Why do we create instances of classes in OOP?

I’m learning C# and I want to know WHY we create instances of classes.

Customer myCustomer = new Customer();
myCustomer.name = "harry";

When I search online I always get “How to make instances” but that’s not my question.
I know how to make them.
Why is my question.
Is it because we use them like datatypes. Like complex datatypes.

I just want to get my head around it so I can improve my coding.
Thanks very much! :slight_smile:

We use them like datatypes because they are datatypes, complex datatypes :wink:

A class itself is just some kind of blueprint of an object. If you’re familiar with databases you could say a class is a table definition (which defines what the columns of the table looks like) and an “instance” would be a single row in that table.

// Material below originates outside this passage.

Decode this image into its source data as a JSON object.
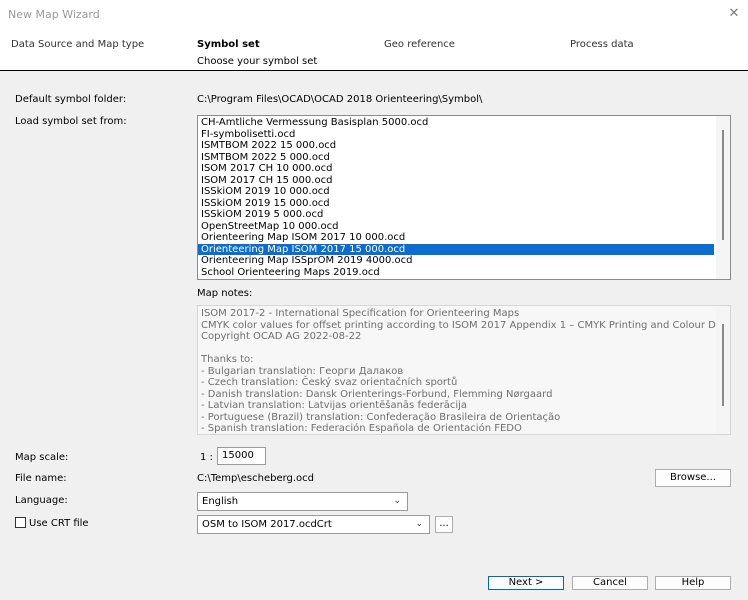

If you have a class “Human” the class just describes how an instance of a human looks like, but the class itself is not an instance.